## How to complete this task
Run through the records and, wherever a line holds the word "icon", return that line.

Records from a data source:

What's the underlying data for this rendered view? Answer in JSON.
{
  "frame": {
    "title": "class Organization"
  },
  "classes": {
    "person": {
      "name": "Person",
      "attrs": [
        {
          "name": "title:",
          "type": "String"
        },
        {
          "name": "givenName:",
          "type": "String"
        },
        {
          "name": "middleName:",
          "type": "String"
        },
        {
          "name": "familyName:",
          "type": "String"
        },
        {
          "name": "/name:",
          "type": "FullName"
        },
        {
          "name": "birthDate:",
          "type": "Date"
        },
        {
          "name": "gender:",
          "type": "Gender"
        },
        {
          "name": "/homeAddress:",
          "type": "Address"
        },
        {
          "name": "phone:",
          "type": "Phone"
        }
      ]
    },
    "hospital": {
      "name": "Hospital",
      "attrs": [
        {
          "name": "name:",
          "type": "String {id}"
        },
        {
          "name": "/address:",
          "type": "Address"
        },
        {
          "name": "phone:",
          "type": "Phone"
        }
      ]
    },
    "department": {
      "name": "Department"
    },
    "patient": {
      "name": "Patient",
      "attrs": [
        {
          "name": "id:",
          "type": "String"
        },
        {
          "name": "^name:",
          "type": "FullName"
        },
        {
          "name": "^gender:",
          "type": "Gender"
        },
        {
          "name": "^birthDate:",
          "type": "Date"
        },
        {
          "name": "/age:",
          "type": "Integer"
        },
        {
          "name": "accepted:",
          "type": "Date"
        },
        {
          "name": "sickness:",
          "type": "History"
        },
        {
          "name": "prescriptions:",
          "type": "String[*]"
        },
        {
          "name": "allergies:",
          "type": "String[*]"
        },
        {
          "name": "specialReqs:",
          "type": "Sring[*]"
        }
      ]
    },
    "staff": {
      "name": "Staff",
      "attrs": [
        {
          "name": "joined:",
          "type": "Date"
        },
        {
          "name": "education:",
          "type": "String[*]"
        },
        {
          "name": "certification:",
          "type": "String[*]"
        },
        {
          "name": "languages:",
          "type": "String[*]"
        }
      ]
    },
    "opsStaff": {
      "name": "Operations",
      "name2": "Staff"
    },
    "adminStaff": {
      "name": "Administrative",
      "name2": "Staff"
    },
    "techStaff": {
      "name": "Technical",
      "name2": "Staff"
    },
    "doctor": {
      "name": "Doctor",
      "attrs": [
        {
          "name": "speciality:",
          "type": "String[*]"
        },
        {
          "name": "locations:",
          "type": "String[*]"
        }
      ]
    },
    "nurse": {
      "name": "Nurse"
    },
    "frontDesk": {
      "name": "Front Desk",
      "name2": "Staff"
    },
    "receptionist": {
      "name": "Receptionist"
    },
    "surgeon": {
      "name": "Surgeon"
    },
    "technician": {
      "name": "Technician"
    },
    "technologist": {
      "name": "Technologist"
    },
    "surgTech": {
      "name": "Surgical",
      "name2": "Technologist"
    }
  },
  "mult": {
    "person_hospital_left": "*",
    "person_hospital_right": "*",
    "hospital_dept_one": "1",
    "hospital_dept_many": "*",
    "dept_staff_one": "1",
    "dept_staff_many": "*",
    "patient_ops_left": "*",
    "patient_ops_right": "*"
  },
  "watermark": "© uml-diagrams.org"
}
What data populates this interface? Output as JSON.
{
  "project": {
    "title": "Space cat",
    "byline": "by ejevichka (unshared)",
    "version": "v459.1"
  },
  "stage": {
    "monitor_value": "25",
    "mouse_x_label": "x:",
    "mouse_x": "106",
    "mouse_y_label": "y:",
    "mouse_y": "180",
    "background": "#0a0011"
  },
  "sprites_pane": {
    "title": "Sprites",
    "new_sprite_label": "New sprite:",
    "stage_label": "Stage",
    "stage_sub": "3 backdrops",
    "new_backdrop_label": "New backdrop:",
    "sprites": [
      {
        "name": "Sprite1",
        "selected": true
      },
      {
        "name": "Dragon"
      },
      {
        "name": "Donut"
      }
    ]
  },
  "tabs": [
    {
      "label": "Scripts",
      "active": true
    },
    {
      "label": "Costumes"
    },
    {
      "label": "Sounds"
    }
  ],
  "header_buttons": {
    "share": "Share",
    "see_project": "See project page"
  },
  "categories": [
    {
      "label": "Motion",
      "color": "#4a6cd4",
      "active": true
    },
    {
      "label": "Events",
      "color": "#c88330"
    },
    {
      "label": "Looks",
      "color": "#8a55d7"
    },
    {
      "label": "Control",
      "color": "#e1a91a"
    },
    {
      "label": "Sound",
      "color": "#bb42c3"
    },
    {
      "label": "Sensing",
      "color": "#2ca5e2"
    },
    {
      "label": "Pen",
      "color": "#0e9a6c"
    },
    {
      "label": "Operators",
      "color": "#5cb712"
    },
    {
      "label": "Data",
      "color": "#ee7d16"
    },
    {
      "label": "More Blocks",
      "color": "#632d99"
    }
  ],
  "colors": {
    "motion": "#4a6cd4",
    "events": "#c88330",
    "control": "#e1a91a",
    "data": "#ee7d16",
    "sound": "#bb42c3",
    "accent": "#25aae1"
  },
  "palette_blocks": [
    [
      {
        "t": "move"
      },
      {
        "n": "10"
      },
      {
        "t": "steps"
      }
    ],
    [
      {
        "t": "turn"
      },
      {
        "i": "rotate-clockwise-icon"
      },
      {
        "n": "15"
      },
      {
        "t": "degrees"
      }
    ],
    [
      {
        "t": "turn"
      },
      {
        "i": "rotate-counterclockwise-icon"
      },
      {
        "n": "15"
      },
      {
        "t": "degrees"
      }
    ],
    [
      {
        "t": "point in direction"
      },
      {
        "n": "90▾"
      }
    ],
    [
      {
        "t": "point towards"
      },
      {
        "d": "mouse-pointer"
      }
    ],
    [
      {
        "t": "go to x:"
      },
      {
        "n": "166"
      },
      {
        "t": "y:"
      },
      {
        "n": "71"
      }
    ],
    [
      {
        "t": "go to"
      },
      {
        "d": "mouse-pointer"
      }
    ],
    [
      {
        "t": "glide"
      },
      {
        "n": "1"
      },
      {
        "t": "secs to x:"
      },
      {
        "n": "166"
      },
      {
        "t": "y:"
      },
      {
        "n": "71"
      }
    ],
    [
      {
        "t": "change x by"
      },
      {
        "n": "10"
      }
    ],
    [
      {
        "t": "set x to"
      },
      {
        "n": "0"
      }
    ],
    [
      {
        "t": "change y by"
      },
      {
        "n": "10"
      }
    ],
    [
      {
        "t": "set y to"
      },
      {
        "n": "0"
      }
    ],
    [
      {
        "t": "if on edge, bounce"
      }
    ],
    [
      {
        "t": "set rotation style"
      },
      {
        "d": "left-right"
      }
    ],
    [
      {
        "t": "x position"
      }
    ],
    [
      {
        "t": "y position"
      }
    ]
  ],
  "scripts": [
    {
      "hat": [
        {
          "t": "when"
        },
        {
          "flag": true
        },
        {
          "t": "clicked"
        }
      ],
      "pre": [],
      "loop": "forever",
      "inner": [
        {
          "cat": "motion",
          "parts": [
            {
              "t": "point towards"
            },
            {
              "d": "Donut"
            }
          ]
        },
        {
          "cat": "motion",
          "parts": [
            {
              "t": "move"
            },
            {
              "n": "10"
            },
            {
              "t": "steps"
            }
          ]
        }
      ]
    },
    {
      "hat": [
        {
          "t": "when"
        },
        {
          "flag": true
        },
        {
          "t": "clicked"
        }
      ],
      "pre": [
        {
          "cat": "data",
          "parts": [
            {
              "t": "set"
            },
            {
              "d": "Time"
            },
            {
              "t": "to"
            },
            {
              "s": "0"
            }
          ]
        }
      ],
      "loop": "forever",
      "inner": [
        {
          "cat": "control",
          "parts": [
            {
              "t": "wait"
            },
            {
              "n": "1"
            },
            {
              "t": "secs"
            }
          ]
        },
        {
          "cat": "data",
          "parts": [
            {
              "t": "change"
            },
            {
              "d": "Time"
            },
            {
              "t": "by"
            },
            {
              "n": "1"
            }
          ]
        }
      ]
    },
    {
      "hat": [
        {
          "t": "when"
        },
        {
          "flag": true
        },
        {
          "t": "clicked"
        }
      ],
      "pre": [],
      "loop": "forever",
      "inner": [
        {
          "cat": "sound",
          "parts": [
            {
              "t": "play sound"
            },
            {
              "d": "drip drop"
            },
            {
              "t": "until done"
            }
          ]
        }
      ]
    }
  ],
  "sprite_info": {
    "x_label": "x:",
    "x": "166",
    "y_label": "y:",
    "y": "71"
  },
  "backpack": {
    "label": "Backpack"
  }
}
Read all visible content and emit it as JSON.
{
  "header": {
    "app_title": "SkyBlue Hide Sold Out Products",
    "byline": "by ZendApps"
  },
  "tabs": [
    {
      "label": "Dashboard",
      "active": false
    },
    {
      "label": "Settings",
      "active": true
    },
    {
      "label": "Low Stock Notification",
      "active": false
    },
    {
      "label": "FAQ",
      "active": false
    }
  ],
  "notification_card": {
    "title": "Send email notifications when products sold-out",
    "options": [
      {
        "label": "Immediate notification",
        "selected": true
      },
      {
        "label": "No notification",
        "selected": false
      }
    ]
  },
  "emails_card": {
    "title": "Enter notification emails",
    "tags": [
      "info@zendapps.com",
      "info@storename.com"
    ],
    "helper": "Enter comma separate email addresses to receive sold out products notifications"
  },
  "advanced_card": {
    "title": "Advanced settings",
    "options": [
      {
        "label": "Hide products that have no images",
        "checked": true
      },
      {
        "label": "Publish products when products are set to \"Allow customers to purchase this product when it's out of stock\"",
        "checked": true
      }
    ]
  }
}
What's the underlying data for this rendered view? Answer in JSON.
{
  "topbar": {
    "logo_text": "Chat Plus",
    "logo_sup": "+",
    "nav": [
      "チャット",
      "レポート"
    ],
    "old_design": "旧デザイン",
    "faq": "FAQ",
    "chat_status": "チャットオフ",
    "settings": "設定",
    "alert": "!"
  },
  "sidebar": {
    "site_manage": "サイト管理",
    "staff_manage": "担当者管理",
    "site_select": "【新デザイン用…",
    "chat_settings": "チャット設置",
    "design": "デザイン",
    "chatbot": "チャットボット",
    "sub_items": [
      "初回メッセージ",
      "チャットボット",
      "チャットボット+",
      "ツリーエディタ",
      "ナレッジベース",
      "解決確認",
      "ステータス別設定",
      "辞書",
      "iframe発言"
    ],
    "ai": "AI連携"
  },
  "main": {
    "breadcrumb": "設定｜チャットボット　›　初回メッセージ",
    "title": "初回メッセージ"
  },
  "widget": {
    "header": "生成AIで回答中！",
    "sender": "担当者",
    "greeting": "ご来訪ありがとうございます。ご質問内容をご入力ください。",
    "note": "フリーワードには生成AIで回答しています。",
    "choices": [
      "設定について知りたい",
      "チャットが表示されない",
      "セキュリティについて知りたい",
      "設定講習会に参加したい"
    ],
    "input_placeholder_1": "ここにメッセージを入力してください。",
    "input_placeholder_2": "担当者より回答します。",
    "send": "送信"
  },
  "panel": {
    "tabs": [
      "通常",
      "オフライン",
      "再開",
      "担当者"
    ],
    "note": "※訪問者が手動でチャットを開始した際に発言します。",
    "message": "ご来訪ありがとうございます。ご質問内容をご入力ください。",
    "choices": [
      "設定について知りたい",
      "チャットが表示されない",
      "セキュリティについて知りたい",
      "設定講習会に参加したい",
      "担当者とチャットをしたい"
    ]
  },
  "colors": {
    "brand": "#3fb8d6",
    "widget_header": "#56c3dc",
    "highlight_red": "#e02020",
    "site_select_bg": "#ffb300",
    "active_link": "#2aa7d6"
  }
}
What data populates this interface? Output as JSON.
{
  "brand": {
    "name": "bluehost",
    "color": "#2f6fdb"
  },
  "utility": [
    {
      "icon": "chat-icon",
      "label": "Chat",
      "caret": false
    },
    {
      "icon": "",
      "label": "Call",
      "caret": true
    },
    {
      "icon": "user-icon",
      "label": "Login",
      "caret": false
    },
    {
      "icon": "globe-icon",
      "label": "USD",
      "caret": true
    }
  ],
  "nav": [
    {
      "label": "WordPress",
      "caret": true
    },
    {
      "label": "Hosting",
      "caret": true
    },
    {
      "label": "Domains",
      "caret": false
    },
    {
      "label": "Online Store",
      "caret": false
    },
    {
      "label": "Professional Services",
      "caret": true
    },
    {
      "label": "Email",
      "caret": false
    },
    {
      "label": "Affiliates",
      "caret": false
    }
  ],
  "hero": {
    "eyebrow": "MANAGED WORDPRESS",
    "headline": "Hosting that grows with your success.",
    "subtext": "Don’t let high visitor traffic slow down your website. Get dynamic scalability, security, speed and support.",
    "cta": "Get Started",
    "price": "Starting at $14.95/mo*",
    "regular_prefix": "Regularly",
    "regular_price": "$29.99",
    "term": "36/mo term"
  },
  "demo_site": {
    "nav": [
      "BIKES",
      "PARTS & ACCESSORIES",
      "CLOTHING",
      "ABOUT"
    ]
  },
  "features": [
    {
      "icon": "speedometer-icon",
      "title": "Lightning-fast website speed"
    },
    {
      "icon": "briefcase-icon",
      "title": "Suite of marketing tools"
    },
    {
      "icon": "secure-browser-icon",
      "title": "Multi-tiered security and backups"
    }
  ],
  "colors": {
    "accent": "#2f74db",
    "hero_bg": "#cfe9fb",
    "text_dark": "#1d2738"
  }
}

## Reply to the exercise
        "i": "rotate-clockwise-icon"
        "i": "rotate-counterclockwise-icon"
      "icon": "chat-icon",
      "icon": "",
      "icon": "user-icon",
      "icon": "globe-icon",
      "icon": "speedometer-icon",
      "icon": "briefcase-icon",
      "icon": "secure-browser-icon",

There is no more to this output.